For those that experience migraines, these intense headaches can vary from an annoyance to a major disruption in daily living. That head-pounding, throbbing feeling can be followed by nausea and even vomiting. The painful effects of a migraine can last for a few hours or even a few days. The causes of these debilitating headaches are as unique as the individuals that they affect. Common triggers include hormonal changes; temperature and barometric pressure changes; bright light, loud noises or potent smells; stress and certain food additives. New research shows that some asthmatics are also at a higher risk of experiencing chronic migraines.
Researchers tracked the migraine patterns of 4,500 Americans for a year; each study participant started with less than 15 migraines a month. A year after the study began, researchers found that 5% of study participants with asthma had developed chronic migraines (15 or more migraines a month). In comparison, only 2.5% of individuals without asthma developed chronic migraines. Those with asthma were twice as likely to develop chronic migraines. On a national scale, nearly 12% of Americans experience migraines and 1% have chronic migraines. The study was published in November 2015 in the journal Headache.
“If you have asthma along with episodic or occasional migraine, then your headaches are more likely to evolve into a more disabling form known as chronic migraine,” explains Vincent Martin, MD, professor of medicine in UC’s Division of General Internal Medicine, co-director of the Headache and Facial Pain Program at the UC Neuroscience Institute and lead author in the study.
Migraine Symptom Management

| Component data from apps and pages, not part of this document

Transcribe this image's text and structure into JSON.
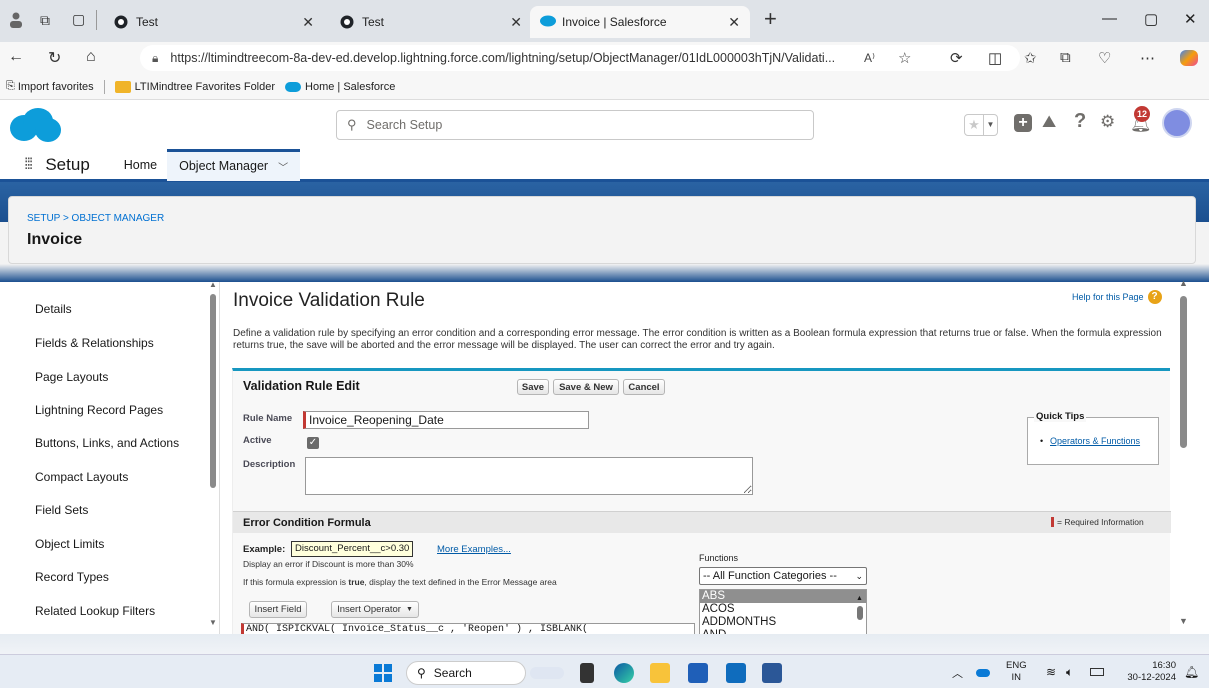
{
  "browser": {
    "tabs": [
      {
        "title": "Test"
      },
      {
        "title": "Test"
      },
      {
        "title": "Invoice | Salesforce"
      }
    ],
    "new_tab": "+",
    "url": "https://ltimindtreecom-8a-dev-ed.develop.lightning.force.com/lightning/setup/ObjectManager/01IdL000003hTjN/Validati...",
    "favorites": [
      "Import favorites",
      "LTIMindtree Favorites Folder",
      "Home | Salesforce"
    ]
  },
  "header": {
    "search_placeholder": "Search Setup",
    "notification_count": "12"
  },
  "setup_nav": {
    "app_name": "Setup",
    "home": "Home",
    "object_manager": "Object Manager"
  },
  "breadcrumb": {
    "path": "SETUP > OBJECT MANAGER",
    "title": "Invoice"
  },
  "sidebar": {
    "items": [
      "Details",
      "Fields & Relationships",
      "Page Layouts",
      "Lightning Record Pages",
      "Buttons, Links, and Actions",
      "Compact Layouts",
      "Field Sets",
      "Object Limits",
      "Record Types",
      "Related Lookup Filters"
    ]
  },
  "main": {
    "page_title": "Invoice Validation Rule",
    "help_link": "Help for this Page",
    "description": "Define a validation rule by specifying an error condition and a corresponding error message. The error condition is written as a Boolean formula expression that returns true or false. When the formula expression returns true, the save will be aborted and the error message will be displayed. The user can correct the error and try again.",
    "edit_section_title": "Validation Rule Edit",
    "buttons": {
      "save": "Save",
      "save_new": "Save & New",
      "cancel": "Cancel"
    },
    "rule_name_label": "Rule Name",
    "rule_name_value": "Invoice_Reopening_Date",
    "active_label": "Active",
    "active_checked": true,
    "description_label": "Description",
    "description_value": "",
    "quick_tips_title": "Quick Tips",
    "quick_tips_link": "Operators & Functions",
    "error_section_title": "Error Condition Formula",
    "required_info": "= Required Information",
    "example_label": "Example:",
    "example_value": "Discount_Percent__c>0.30",
    "more_examples": "More Examples...",
    "example_desc": "Display an error if Discount is more than 30%",
    "formula_hint_pre": "If this formula expression is ",
    "formula_hint_bold": "true",
    "formula_hint_post": ", display the text defined in the Error Message area",
    "insert_field": "Insert Field",
    "insert_operator": "Insert Operator",
    "formula_text": "AND( ISPICKVAL( Invoice_Status__c , 'Reopen' ) , ISBLANK(",
    "functions_label": "Functions",
    "functions_category": "-- All Function Categories --",
    "functions_list": [
      "ABS",
      "ACOS",
      "ADDMONTHS",
      "AND"
    ]
  },
  "taskbar": {
    "search": "Search",
    "lang": "ENG",
    "region": "IN",
    "time": "16:30",
    "date": "30-12-2024"
  },
  "colors": {
    "sf_blue": "#1b5297",
    "accent_cyan": "#1797c0",
    "required_red": "#c23934",
    "link_blue": "#015ba7"
  }
}
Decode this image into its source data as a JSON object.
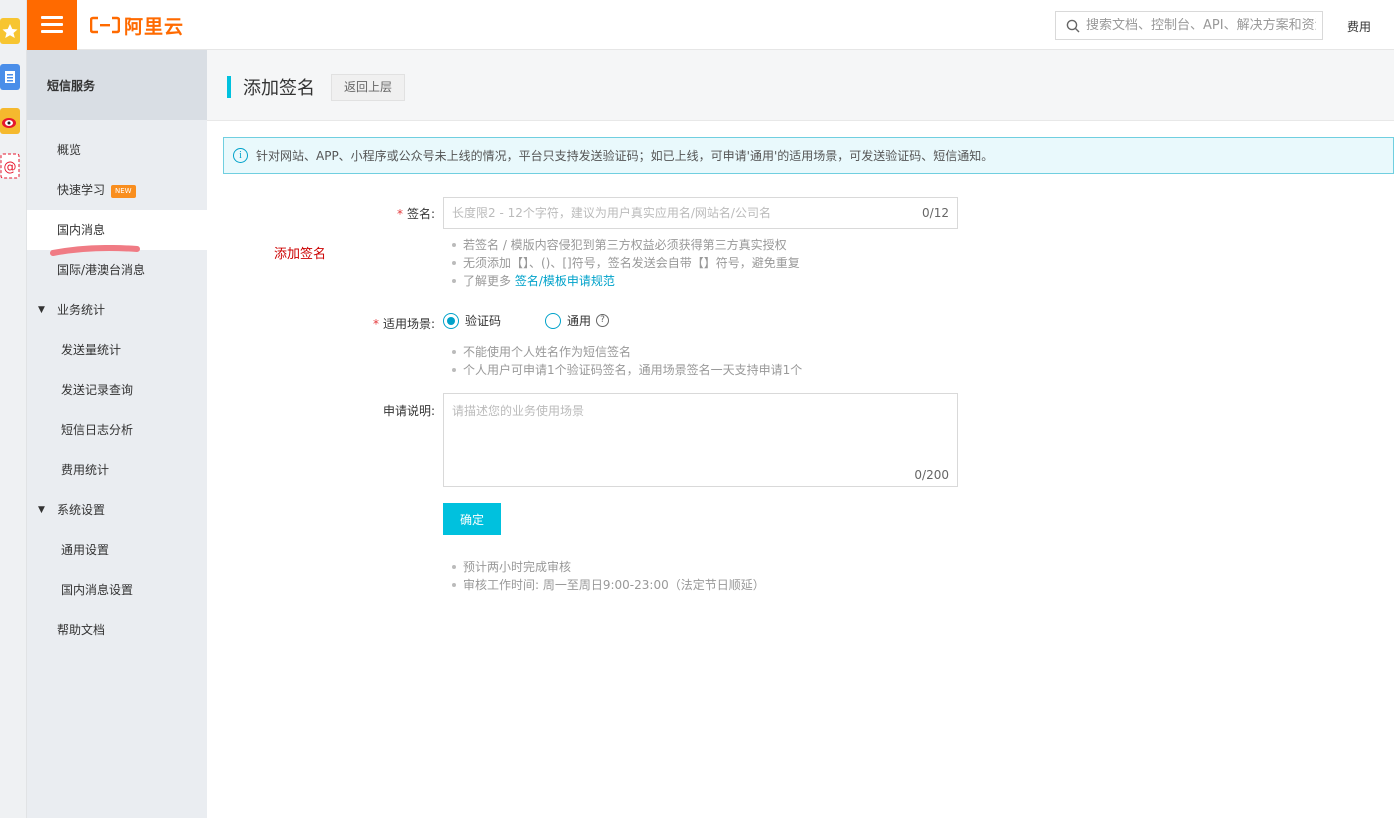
{
  "strip": {
    "icons": [
      "star-icon",
      "document-icon",
      "weibo-icon",
      "email-icon"
    ]
  },
  "topbar": {
    "logo_text": "阿里云",
    "search_placeholder": "搜索文档、控制台、API、解决方案和资源",
    "fee_label": "费用",
    "accent_color": "#ff6a00"
  },
  "sidebar": {
    "title": "短信服务",
    "items": [
      {
        "label": "概览"
      },
      {
        "label": "快速学习",
        "badge": "NEW"
      },
      {
        "label": "国内消息"
      },
      {
        "label": "国际/港澳台消息"
      }
    ],
    "groups": [
      {
        "label": "业务统计",
        "children": [
          "发送量统计",
          "发送记录查询",
          "短信日志分析",
          "费用统计"
        ]
      },
      {
        "label": "系统设置",
        "children": [
          "通用设置",
          "国内消息设置"
        ]
      }
    ],
    "help": "帮助文档"
  },
  "header": {
    "title": "添加签名",
    "back_label": "返回上层"
  },
  "notice": {
    "icon": "info-icon",
    "text": "针对网站、APP、小程序或公众号未上线的情况，平台只支持发送验证码；如已上线，可申请'通用'的适用场景，可发送验证码、短信通知。"
  },
  "annotation": "添加签名",
  "form": {
    "signature": {
      "required_mark": "*",
      "label": "签名:",
      "placeholder": "长度限2 - 12个字符，建议为用户真实应用名/网站名/公司名",
      "counter": "0/12",
      "tips": [
        "若签名 / 模版内容侵犯到第三方权益必须获得第三方真实授权",
        "无须添加【】、()、[]符号，签名发送会自带【】符号，避免重复"
      ],
      "more_prefix": "了解更多",
      "more_link": "签名/模板申请规范"
    },
    "scene": {
      "required_mark": "*",
      "label": "适用场景:",
      "options": [
        "验证码",
        "通用"
      ],
      "selected": "验证码",
      "help_glyph": "?",
      "tips": [
        "不能使用个人姓名作为短信签名",
        "个人用户可申请1个验证码签名，通用场景签名一天支持申请1个"
      ]
    },
    "description": {
      "label": "申请说明:",
      "placeholder": "请描述您的业务使用场景",
      "counter": "0/200"
    },
    "submit_label": "确定",
    "footer_tips": [
      "预计两小时完成审核",
      "审核工作时间: 周一至周日9:00-23:00（法定节日顺延）"
    ]
  }
}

By improving management of their symptoms, asthmatics can also reduce migraine symptoms since the two conditions often go hand in hand. Both conditions are linked to inflammation in airways or blood vessels–asthmatics experience inflammation in the airways, and migraine sufferers experience inflammation and widening and narrowing of blood vessels. Also, the same inflammatory chemicals that are activated during an asthma attack are activated during a migraine. Some medications used to treat asthma can trigger migraine symptoms and visa versa, but doctors can work with patients to identify alternative medications that won’t exacerbate symptoms.